There are also Madagascar characters near the hub. Here’s a foggy view of them with the cable cars. Indeed a foggy day.
(d) Acrobat Show
We watched this in the morning. Hence, the breeze complemented the show. I’m wondering how grander it could get at night (I forgot to check if they have one) once funky lights and other effects are done.
(e) Atoll Reef
It has a great collection of school of fish, seahorses, etc. A gentle reminder though, don’t spend much time in the primary areas. The best stuff are located towards the end, especially the giant aquarium.
A gentle reminder not to use flashlight and not to scare the fish.
Of course, no one wants to scare Nemo. 😉
Incidentally, the keeper was doing the maintenance the moment we were there. So a lot of people stayed in front of it to take a look how he feeds the fish and what else he would be doing.
(f) Sea Jelly
I spent much time here. My companions actually thought I got lost because I was not picking up the phone when they tried to locate me. I was busy taking photos and videos that no one else and nothing else mattered. Hahaha. Of course, that’s just a joke. I mean, I never thought sea jellies are very fascinating. Or maybe the song being played inside the museum was hypnotic enough.
The jellies’ movements are very pretty as they swim, open and close their muscles. Here are two of the many videos that I took. I’ve watched these numerous times already and still like them.
We were almost late for the dolphins and sea lions show. Because of me. Heehee. Blame the sea jellies. 😉 Anyway, we were able to ‘insert’ ourselves to whatever (good) seats were still available. Lucky us, we secured very good spots, i.e. near the front row. Lesson: Don’t loose hope when they announced that the Ocean Theatre is already closed because it has reached it’s seating capacity. No harm in trying.
A visitor was being taught how to tame the sea lion(s). I think this one was sort of scripted. In the end the lady in pink pretended to have fell to the waters and she was rescued by the sea lion. The latter strangely gave her an MMR (mouth to mouth resuscitation). That was well-applauded.
(h) Cable Car Ride
This is the highlight of my visit. If this is your first time to visit this blog, I’m admitting (again) that I have fear of heights. But there’s indeed a necessity to use the cable car or else we would be going to lowlands/highlands through the steep and long escalators which scared me a bit, too (but that’s a long process, so why prolong the agony) or walk, and walk.
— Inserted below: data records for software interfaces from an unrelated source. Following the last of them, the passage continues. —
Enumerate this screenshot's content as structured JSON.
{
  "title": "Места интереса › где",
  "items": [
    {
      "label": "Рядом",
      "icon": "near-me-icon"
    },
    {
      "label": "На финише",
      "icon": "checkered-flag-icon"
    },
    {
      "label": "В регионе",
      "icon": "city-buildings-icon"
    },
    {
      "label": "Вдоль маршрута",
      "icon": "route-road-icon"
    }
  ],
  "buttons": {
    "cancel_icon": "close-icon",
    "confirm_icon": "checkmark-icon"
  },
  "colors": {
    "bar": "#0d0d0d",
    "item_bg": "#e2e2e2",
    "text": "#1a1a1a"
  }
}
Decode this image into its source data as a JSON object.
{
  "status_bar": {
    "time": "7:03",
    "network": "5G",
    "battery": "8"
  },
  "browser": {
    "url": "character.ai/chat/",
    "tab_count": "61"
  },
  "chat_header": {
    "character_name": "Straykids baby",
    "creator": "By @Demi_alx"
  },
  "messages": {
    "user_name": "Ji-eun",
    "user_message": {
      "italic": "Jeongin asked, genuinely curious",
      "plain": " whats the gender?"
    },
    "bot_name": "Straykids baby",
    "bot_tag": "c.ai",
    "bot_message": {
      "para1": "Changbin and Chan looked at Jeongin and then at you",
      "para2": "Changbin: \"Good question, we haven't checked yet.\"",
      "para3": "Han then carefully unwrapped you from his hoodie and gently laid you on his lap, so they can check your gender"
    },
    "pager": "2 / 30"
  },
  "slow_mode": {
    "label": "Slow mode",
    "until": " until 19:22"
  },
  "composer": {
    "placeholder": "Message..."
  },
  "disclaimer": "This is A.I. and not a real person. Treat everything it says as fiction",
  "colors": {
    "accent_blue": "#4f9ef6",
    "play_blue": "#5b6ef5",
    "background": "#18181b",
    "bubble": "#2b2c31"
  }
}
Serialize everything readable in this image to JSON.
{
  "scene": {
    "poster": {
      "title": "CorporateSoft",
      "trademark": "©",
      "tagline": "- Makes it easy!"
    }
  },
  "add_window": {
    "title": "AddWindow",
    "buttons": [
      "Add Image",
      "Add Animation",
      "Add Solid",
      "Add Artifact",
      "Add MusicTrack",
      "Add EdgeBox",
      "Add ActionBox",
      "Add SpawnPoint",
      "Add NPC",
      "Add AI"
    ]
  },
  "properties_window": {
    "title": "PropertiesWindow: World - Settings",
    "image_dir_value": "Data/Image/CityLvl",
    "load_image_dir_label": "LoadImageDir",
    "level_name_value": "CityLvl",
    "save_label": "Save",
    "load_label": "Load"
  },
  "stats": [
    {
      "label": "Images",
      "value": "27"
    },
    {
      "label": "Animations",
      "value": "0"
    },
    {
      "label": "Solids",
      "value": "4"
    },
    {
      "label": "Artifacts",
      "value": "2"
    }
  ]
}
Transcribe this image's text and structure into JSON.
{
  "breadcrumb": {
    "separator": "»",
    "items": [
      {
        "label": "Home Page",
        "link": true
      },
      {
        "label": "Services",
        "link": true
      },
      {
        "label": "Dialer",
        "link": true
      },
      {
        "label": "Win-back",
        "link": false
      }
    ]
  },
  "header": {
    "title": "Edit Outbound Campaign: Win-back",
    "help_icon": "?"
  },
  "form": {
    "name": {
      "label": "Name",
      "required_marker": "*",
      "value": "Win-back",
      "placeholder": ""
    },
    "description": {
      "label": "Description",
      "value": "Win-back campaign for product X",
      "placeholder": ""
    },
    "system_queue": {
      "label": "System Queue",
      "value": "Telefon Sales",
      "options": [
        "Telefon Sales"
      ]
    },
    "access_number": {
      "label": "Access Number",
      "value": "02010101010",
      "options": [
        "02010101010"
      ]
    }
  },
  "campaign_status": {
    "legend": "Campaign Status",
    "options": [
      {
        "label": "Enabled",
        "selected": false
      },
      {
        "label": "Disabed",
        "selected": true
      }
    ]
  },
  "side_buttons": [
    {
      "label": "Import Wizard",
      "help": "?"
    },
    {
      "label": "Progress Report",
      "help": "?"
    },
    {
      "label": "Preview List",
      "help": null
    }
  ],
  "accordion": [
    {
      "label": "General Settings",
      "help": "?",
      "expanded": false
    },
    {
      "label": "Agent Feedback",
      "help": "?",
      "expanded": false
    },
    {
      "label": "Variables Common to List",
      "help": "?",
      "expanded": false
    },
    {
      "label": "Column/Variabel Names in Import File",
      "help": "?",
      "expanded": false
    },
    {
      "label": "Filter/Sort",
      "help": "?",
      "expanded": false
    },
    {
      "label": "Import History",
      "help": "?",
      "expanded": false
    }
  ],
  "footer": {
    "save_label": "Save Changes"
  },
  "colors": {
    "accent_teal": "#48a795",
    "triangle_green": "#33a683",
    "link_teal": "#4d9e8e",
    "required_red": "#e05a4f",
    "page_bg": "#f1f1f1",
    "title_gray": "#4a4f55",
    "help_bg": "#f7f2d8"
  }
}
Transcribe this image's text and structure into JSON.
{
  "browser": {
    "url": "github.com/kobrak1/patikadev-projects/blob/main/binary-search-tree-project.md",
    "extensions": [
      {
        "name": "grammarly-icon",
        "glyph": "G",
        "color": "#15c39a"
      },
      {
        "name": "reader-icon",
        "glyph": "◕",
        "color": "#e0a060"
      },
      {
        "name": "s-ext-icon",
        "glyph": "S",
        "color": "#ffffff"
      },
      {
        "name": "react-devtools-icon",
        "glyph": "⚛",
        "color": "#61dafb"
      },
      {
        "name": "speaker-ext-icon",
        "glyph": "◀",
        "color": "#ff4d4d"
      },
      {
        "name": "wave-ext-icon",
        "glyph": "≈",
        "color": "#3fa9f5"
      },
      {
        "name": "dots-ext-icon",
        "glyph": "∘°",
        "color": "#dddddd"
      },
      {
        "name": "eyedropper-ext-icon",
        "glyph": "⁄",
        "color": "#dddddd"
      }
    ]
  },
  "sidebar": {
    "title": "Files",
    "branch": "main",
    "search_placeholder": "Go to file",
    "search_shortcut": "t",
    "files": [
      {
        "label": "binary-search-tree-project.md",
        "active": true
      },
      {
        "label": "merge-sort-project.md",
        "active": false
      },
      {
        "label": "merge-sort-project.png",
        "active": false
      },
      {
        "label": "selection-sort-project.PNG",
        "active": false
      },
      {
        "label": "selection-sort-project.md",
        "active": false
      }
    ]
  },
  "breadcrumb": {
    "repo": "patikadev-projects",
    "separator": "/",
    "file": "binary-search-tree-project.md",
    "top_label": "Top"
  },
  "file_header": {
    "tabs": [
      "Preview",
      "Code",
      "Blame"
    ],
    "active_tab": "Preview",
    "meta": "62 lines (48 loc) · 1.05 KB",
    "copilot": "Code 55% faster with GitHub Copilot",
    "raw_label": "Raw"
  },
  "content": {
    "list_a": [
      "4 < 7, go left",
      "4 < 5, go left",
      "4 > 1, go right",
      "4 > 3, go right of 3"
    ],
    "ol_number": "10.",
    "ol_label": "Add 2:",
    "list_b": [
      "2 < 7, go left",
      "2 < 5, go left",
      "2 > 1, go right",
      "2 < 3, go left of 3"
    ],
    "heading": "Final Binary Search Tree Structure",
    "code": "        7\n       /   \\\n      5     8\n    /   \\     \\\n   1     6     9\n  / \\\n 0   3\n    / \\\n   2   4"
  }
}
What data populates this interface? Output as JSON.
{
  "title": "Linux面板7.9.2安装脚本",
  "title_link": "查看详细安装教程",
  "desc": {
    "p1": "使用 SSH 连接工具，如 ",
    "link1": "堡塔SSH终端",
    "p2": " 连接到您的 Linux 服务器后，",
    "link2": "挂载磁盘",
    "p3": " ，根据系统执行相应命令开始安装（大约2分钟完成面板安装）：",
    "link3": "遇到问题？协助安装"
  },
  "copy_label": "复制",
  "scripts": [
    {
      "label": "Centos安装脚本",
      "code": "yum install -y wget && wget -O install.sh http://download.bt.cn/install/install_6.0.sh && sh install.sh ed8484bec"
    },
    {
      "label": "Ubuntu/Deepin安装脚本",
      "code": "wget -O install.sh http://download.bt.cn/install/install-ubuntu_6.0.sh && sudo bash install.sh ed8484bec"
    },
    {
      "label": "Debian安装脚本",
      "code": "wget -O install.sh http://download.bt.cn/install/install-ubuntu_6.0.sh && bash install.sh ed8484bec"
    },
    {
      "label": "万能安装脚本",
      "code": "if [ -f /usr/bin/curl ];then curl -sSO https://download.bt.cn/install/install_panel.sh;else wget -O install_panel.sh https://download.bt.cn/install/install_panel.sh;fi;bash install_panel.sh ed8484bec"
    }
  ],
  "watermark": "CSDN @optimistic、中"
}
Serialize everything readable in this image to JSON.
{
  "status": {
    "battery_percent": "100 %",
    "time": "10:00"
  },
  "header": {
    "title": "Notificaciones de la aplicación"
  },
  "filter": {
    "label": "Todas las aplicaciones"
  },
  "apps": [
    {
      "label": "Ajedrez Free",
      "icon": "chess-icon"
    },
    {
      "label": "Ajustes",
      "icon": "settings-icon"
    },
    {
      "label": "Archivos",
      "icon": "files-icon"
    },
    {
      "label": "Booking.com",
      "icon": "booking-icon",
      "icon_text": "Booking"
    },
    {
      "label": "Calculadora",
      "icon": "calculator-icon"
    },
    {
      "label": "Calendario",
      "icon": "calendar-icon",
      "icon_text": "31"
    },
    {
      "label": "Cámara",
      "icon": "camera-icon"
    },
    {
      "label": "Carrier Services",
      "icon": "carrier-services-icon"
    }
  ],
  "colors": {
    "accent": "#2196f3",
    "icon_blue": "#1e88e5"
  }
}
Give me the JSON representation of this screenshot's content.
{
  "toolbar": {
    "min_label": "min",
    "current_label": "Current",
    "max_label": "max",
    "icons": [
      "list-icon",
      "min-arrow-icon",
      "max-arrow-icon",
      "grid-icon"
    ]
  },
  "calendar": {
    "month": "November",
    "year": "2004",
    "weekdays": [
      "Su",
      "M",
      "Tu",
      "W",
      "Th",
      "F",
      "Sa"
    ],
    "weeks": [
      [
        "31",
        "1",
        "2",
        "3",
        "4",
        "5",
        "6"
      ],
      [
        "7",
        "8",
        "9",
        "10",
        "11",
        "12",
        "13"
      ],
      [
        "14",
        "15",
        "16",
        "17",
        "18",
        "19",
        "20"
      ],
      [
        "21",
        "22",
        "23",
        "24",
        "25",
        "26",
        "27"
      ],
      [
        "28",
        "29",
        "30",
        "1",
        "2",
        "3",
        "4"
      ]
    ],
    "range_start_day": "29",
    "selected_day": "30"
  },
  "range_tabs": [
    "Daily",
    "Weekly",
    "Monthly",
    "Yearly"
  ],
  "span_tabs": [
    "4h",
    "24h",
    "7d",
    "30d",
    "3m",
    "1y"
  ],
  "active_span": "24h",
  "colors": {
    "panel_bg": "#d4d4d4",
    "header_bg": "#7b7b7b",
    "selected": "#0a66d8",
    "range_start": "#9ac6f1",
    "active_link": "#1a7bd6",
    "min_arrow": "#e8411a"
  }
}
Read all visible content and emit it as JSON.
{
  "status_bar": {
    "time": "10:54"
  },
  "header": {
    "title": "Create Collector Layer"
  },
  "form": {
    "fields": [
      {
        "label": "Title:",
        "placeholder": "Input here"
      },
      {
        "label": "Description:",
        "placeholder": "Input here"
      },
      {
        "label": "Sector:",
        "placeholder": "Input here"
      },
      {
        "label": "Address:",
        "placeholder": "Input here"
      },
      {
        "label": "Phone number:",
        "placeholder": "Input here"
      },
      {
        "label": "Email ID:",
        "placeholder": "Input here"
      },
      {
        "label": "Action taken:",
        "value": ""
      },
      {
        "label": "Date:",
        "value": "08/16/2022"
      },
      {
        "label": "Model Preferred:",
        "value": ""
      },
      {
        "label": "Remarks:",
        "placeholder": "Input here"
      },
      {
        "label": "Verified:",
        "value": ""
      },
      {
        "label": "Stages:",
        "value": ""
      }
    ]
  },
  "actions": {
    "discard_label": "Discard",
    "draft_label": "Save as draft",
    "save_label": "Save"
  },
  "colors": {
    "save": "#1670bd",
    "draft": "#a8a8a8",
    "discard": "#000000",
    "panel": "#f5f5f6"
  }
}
Caught this during the cable car ride. There’s an ongoing construction. I wonder what will be the added attraction. Perhaps another scary ride.
(i) Giant Panda Habitat
I was wishing to see real pandas after I watched Kung Fu Panda. There are four breathing pandas inside the habitat.
They are Ying Yang and Lele who are in deep sleep.
This is Jia Jia, who is a year older than me.
The fourth one is An An. She tested my patience. Unlike the three other pandas, she moves fast and hides inside the stoned corner most of the time.
There, she wants to hide again.
This is how the enclosures look like. From there, we waited for An An to show up her face. Whenever she goes out, she faced backward. This is the only shot I got wherein I had a glimpse of that much-coveted panda face. Truth is they look like the same. But her playing hard to get made the difference.
If you’re not patient enough, settle for these fake pandas.
Or with this one who is busy with a bamboo stick, situated near the entrance of the habitat.
Just as before we need to leave Ocean Park, we were able to catch the sunset as it kick off. This was a worthwhile day.